If your Mac is not online, or if you’ve upgraded an older Mac to Yosemite, the simplest recovery solution is to put an external USB drive or SD card into service using the OS X Recovery Disk Assistant. Our short, simple guide shows how to create one.
With Mac OS X Yosemite, Apple removed a feature that has been around in OS X forever: the zoom control that was part of the window options next to the close and minimize buttons. This little green button has now been relegated to making apps go full screen in Yosemite. If, however, you wish to get the old functionality back, then continue reading this article to find out exactly how.
Sometimes you may want to use your Mac as a Wi-Fi scanner so that you can detect which routers in your vicinity might interfere with your own router. If there are many routers on the same channels as yours, then you may start noticing network slowdowns. You may think you need to head to the Mac App Store to get an app that will handle this task, but in fact this feature is built right into OS X. It's a bit hidden, but we'll unearth this feature and show you how it works.
Maybe you've just replaced a drive in your Mac and need to reinstall Yosemite, or perhaps you need to upgrade a Mac to the latest operating system without taking it online. Whatever your reason, there is a simple way to make a bootable drive of the OS X Installer so that you can easily update your operating system.
Fourteen years ago, OS X was unleashed on the world. It was before Apple started branding it with cats (though its internal code name was Cheetah) and could only be run by Macs that had a hefty 128 MB of RAM. It didn't have much meaningful developer support and it shipped (in a box!) with a ton of bugs (and no DVD player). It cost $129. And it changed everything.

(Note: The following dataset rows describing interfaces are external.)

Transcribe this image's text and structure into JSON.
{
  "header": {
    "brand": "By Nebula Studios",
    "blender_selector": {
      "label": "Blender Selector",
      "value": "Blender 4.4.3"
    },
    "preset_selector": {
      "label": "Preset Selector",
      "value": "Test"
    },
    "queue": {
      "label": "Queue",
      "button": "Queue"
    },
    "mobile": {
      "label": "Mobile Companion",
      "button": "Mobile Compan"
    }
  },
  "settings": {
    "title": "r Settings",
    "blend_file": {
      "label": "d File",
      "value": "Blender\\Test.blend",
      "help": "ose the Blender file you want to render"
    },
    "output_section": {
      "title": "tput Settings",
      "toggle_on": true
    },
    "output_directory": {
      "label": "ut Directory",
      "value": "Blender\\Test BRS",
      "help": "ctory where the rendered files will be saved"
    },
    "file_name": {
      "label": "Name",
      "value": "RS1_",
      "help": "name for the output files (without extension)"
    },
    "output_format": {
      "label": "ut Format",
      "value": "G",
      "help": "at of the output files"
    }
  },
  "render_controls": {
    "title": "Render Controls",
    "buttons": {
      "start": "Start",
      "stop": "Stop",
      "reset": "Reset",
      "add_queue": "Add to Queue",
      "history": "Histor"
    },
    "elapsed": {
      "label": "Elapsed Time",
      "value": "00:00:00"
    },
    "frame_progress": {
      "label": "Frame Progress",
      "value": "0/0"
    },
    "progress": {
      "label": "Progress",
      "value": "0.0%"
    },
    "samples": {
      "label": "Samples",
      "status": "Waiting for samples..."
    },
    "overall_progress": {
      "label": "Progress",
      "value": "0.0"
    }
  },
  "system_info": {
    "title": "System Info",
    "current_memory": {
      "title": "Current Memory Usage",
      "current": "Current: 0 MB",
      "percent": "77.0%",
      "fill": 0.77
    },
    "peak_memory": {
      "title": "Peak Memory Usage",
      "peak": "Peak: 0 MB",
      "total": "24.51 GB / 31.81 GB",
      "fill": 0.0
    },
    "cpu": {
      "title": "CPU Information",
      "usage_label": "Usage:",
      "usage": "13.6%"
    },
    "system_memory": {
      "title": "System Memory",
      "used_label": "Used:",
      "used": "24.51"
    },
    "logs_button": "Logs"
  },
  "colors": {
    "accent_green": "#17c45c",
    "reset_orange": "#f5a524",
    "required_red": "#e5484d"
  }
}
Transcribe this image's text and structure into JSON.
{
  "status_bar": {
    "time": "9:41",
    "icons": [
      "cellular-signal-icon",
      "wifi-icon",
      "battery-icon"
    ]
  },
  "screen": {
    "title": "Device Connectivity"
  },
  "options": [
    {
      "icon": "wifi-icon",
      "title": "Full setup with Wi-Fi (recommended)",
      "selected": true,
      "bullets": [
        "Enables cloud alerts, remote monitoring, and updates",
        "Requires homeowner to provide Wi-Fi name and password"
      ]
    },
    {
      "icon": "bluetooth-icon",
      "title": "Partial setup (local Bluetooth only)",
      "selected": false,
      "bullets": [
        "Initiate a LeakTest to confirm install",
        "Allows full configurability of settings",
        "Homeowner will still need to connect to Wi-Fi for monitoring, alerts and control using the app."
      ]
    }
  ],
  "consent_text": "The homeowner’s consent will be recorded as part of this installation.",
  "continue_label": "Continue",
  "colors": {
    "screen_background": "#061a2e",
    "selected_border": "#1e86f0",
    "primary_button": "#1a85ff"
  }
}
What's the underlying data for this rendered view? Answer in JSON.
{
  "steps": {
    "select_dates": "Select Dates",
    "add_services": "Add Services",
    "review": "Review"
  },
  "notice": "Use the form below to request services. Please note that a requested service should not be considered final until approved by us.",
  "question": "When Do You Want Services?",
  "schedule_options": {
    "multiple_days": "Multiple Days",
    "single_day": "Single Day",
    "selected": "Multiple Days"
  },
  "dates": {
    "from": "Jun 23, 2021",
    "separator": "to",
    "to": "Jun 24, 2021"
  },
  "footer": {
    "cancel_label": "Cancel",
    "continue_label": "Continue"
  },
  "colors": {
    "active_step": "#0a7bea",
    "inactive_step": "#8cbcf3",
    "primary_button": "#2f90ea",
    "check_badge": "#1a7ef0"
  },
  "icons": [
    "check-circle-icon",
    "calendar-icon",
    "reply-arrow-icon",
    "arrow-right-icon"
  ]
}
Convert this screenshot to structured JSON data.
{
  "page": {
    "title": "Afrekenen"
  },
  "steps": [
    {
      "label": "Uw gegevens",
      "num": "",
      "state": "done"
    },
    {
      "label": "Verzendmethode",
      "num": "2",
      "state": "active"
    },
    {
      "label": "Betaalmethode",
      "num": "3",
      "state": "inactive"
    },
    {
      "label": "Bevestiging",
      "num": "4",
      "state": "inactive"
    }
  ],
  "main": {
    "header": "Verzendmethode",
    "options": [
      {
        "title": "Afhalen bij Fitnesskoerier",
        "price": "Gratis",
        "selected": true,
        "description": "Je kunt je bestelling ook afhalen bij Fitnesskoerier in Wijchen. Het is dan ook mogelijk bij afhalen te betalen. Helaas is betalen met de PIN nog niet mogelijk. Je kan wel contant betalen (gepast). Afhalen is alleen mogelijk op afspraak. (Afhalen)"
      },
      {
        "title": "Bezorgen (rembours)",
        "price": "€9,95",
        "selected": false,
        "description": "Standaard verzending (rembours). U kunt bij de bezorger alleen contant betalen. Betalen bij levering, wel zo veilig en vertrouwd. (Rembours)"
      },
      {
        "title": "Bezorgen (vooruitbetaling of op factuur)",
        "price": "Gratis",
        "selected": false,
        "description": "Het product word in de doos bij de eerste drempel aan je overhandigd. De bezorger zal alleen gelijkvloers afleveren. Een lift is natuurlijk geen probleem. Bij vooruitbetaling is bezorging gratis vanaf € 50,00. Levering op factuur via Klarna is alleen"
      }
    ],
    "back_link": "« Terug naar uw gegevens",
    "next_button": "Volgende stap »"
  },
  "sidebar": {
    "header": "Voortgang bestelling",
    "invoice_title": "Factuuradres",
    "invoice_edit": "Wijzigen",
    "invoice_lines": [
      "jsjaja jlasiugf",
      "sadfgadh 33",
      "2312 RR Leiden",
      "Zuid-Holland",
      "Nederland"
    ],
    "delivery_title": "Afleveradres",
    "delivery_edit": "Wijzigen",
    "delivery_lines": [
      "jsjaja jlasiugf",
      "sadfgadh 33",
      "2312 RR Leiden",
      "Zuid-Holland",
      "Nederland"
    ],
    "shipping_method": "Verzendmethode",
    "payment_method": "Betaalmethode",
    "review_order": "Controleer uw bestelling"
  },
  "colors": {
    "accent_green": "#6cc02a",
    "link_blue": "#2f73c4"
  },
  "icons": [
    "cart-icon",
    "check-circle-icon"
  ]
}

Every Monday we show you how to do something quick and cool with Mac OS X. Sometimes it's a tutorial on a lesser-known feature, other times it's a trick that uses built-in functionality such as Terminal — either way, these simple tips can make life better and easier, and they don’t require any special knowledge. All you need to do is follow the instructions!
You may occasionally get into a situation where the DNS on your Mac needs to be flushed from the system in order for a new server or some other DNS address change to be recognized by your computer. Usually you don't need to worry about this unless you're a systems/network administrator or if you're a web developer, but there may be other network issues that can be solved with a simple DNS cache flush. In those situations, you can use the command in this how-to without even having to restart your Mac.
When Apple released iTunes 12 alongside OS X Yosemite, the update was a major breakthrough with changes to functionality that users had been accustomed to for many years. While many of those changes were for the better, they can take some getting used to. Here, we take a close look at everything new in iTunes 12 and answer users' most-asked questions.
You might know that screenshots can be taken on a Mac by using the marquee tool (Command + Shift + 4) to select a portion of the screen. But did you know there are four hidden tricks that can help you take even better grabs? If not, read on!
Every Monday we show you how to do something quick and cool using with Mac OS X. Sometimes it's a tutorial on a lesser-known feature, other times it's a trick that uses built-in functionality such as Terminal — either way, these simple tips can make life better and easier, and they don’t require any special knowledge. All you need to do is follow the instructions!
As you may have noticed, in Yosemite, the WindowServer process (which handles window events such as clicking, dragging and opening new windows) can sometimes eat up quite a bit of processing power due to a bug in the OS. Fortunately, there are a few settings on your Mac that, once changed, can ease the processor usage caused by this WindowServer issue. Continue reading and we'll show you how to make the fixes.
You might say that iCloud Drive was long overdue. When iCloud was introduced, many people were disappointed that it didn’t include a regular file repository that could be accessed from the Finder. You could sync contacts, calendars and bookmarks through it, but you couldn’t drop files onto it manually. With iCloud Drive, however, you can.